It introduces the Own Risk Solvency Assessment (ORSA). This process is designed to reflect the unique risk management characteristics and risk-profile of a company, in order to support sound management and decision making. The coverage of this process is wide ranging from strategic planning and projection analysis over financial statements to risk assessment, risk appetite analysis, defining of risk thresholds, triggers, risk measures, sensitivity and stress testing, internal and external controls and more.
The third pillar of Solvency II is about disclosure and transparency requirements It merges financial projection with risk assessment and should, in theory, provide (re)insurance companies with the appropriate tools—sensitivity and stress testing—to capture the impacts of extreme events, like the COVID-19 pandemic. This, while taking into account the data limitations to estimate solvency shocks in case of pandemic.
It merges financial projection with risk assessment and should, in theory, provide (re)insurance companies with the appropriate tools—sensitivity and stress testing—to capture the impacts of extreme events, like the COVID-19 pandemic. This, while taking into account the data limitations to estimate solvency shocks in case of pandemic.
Possible spotted deficiencies when treating pandemic-related events
There are some deficiencies in the way Solvency II defines a pandemic risk and how the ORSA process has been structured to face such scenarios.
The possible risks associated with how (re)insurers should react in case of a pandemic event (under the Solvency II regime) fall under the responsibility of the European Insurance and Occupational Pensions Authority (EIOPA) and local regulatory authorities. In turn, the ORSA process is reported and reviewed by the local regulator.
The possible risks are as follows:
- Whether EIOPA’s Catastrophe Task Force defined appropriately the shocks caused by pandemic-related events due to limited data history for these type of situations;
- Whether the clients performed adequate risk assessments and identified all relevant risks;

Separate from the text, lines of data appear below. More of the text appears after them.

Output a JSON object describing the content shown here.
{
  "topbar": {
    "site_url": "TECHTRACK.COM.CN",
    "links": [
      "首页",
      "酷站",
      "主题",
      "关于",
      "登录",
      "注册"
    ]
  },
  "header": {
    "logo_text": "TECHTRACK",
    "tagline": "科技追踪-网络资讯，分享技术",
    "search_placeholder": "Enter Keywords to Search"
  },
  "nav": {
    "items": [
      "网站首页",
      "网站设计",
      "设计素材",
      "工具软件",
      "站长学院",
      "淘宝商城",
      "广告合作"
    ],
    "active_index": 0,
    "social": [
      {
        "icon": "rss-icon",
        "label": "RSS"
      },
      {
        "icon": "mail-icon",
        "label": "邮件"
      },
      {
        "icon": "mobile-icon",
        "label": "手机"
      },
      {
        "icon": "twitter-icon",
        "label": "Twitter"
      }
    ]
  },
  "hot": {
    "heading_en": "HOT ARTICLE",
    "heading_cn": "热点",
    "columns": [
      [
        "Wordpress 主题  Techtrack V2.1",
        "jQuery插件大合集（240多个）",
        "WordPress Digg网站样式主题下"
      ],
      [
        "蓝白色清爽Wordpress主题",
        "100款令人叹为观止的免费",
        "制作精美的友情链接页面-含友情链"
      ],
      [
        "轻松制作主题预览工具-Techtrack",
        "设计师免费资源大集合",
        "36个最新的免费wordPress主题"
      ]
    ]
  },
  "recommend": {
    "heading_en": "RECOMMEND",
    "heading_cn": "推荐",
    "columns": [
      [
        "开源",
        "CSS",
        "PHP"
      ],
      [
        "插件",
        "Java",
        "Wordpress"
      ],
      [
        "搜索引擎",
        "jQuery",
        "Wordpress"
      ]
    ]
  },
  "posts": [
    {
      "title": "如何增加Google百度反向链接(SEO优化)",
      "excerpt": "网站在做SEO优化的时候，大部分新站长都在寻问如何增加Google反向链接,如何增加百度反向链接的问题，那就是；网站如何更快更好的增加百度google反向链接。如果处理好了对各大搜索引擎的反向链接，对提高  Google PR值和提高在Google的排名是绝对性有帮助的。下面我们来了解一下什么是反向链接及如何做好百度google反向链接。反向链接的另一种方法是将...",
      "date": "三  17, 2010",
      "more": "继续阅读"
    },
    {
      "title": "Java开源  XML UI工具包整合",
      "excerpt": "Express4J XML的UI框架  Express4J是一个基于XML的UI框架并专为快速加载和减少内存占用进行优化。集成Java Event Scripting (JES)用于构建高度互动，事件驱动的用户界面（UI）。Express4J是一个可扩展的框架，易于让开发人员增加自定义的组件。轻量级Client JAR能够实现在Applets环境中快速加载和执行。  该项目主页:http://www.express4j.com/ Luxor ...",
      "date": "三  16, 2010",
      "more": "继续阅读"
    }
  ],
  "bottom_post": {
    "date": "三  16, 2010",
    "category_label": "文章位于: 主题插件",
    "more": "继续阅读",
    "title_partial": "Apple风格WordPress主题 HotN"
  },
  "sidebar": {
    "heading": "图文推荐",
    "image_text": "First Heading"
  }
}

- Whether appropriate stress and sensitivity tests were performed by the Client within the ORSA process to cover for pandemic events.
Digging into the Solvency II Pillars
Pillar I – Solvency Capital Requirement (SCR)
The solvency capital requirement is the amount of funds that insurance and reinsurance companies are required to hold under the European Union’s Solvency II Directive. This is to guarantee a 99.5% confidence they could survive expected losses over the course of a year.
Under Solvency II, EU-based insurance companies must hold sufficient eligible own funds on an ongoing basis to cover their Solvency Capital Requirement. It enables insurance businesses to absorb significant losses and give confidence to policyholders and beneficiaries that payments will be made as they fall due.
There are underwriting risks in all health, life and non life insurance, namely, potential loss an insurer may have resulting from faulty underwriting.
The impact of a possible catastrophic event is captured in the SCR calculation in all three underwriting risk modules: the non-life underwriting risk, the life underwriting risk and the health underwriting risk. All of them are calculated in a catastrophic (CAT) submodule.
Let’s revisit what these submodules are.
Pillar 2 – ORSA
The Solvency II Directive introduced the Own Risk and Solvency Assessment (ORSA). It’s a component of pillar two that’s about governance and risk management. Its goal is to reflect the risk profile of a company in order to support appropriate risk management and decision making.
How does ORSA differ from SCR?
|Time frame||The ORSA process is forward looking. The time horizon corresponds to the company’s business planning horizon—typically 3 to 5 years—as it asks for an economic capital review rather than regulatory-driven capital calculations.||The calculation focuses on the capital requirement considering a 1-year time horizon based on an identified list of risks.|
|Scope||Identification and assessment of all risks that the (re) insurance company could be facing.||SCR is just a calculation, a value. Calculating SCR is part of the ORSA process.|